Background and Purpose: This study aims to build machine learning models to predict radiation-induced rectal toxicities for three clinical endpoints and explore whether the inclusion of radiomic features calculated on radiotherapy planning computerised tomography (CT) scans combined with dosimetric features can enhance the prediction performance.
Materials and Methods: 183 patients recruited to the VoxTox study (UK-CRN-ID-13716) were included. Toxicity scores were prospectively collected after 2 years with grade ≥ 1 proctitis, haemorrhage (CTCAEv4.03); and gastrointestinal (GI) toxicity (RTOG) recorded as the endpoints of interest.
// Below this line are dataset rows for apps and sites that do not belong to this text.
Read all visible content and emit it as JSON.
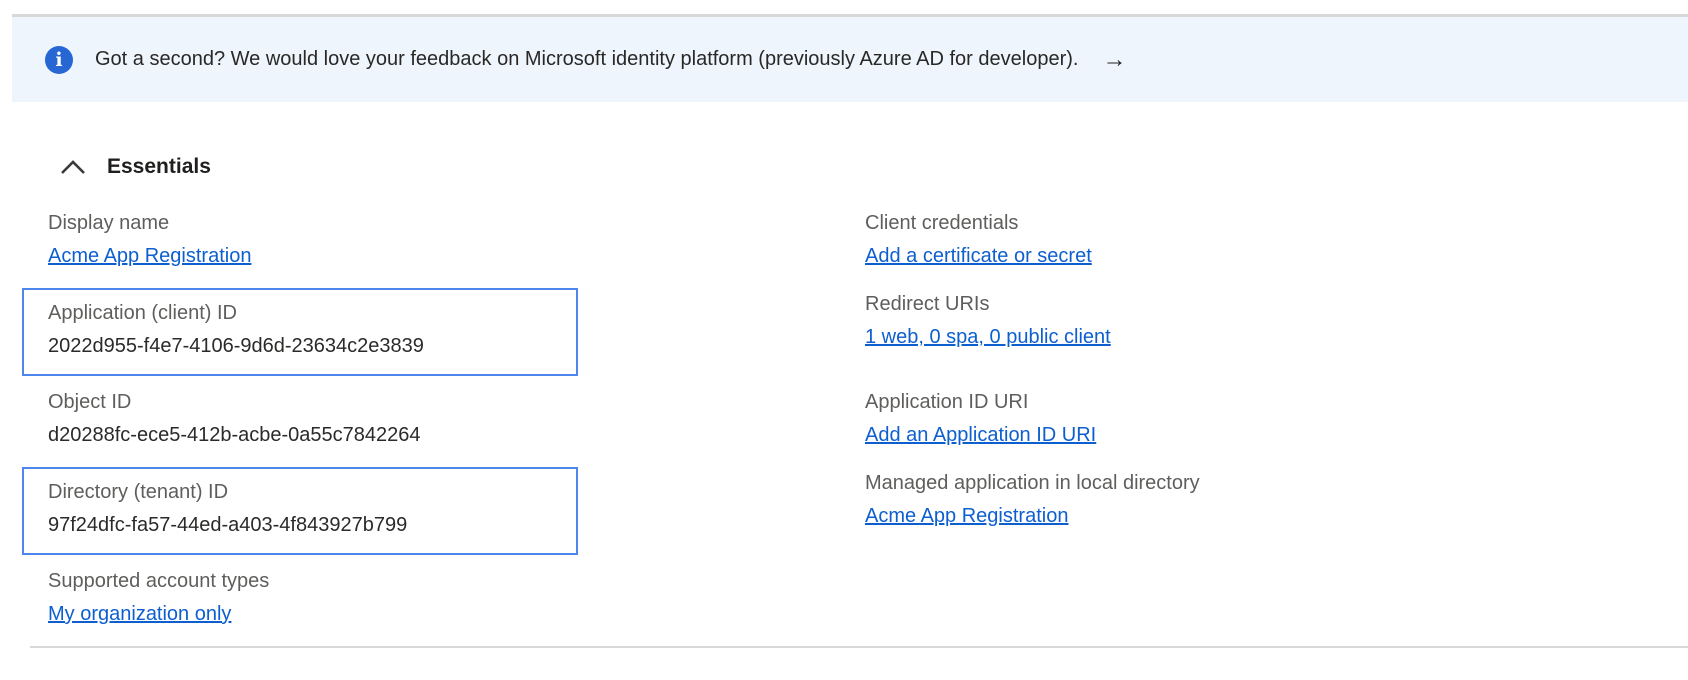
{
  "banner": {
    "text": "Got a second? We would love your feedback on Microsoft identity platform (previously Azure AD for developer).",
    "arrow": "→"
  },
  "essentials": {
    "title": "Essentials",
    "left": [
      {
        "label": "Display name",
        "value": "Acme App Registration"
      },
      {
        "label": "Application (client) ID",
        "value": "2022d955-f4e7-4106-9d6d-23634c2e3839"
      },
      {
        "label": "Object ID",
        "value": "d20288fc-ece5-412b-acbe-0a55c7842264"
      },
      {
        "label": "Directory (tenant) ID",
        "value": "97f24dfc-fa57-44ed-a403-4f843927b799"
      },
      {
        "label": "Supported account types",
        "value": "My organization only"
      }
    ],
    "right": [
      {
        "label": "Client credentials",
        "value": "Add a certificate or secret"
      },
      {
        "label": "Redirect URIs",
        "value": "1 web, 0 spa, 0 public client"
      },
      {
        "label": "Application ID URI",
        "value": "Add an Application ID URI"
      },
      {
        "label": "Managed application in local directory",
        "value": "Acme App Registration"
      }
    ]
  },
  "icons": {
    "info": "info-icon",
    "arrow_right": "arrow-right-icon",
    "chevron_up": "chevron-up-icon"
  },
  "colors": {
    "banner_bg": "#eff5fc",
    "info_icon_blue": "#2767d4",
    "link_blue": "#0d5fd0",
    "label_gray": "#5f5e5c",
    "value_dark": "#2b2a29",
    "highlight_border_blue": "#4e86ee",
    "divider_gray": "#d8d8d8"
  }
}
The rectal wall on each slice was divided into 4 regions according to the centroid, and all slices were divided into 4 sections to calculate region-level radiomic and dosimetric features. The patients were split into a training set (75%, N = 137) and a test set (25%, N = 46). Highly correlated features were removed using four feature selection methods. Individual radiomic or dosimetric or combined (radiomic + dosimetric) features were subsequently classified using three machine learning classifiers to explore their association with these radiation-induced rectal toxicities.
Results: The test set area under the curve (AUC) values were 0.549, 0.741 and 0.669 for proctitis, haemorrhage and GI toxicity prediction using radiomic combined with dosimetric features. The AUC value reached 0.747 for the ensembled radiomic-dosimetric model for haemorrhage.
Conclusions: Our preliminary results show that region-level pre-treatment planning CT radiomic features have the potential to predict radiation-induced rectal toxicities for prostate cancer. Moreover, when combined with region-level dosimetric features and using ensemble learning, the model prediction performance slightly improved.
|Number of pages||6|
|Journal||Radiotherapy and Oncology|
|Early online date||2 Mar 2023|
|Publication status||Published - Jun 2023|
- prostate cancer
- machine learning
- Machine learning
- Prostate cancer
ASJC Scopus subject areas
- Radiology Nuclear Medicine and imaging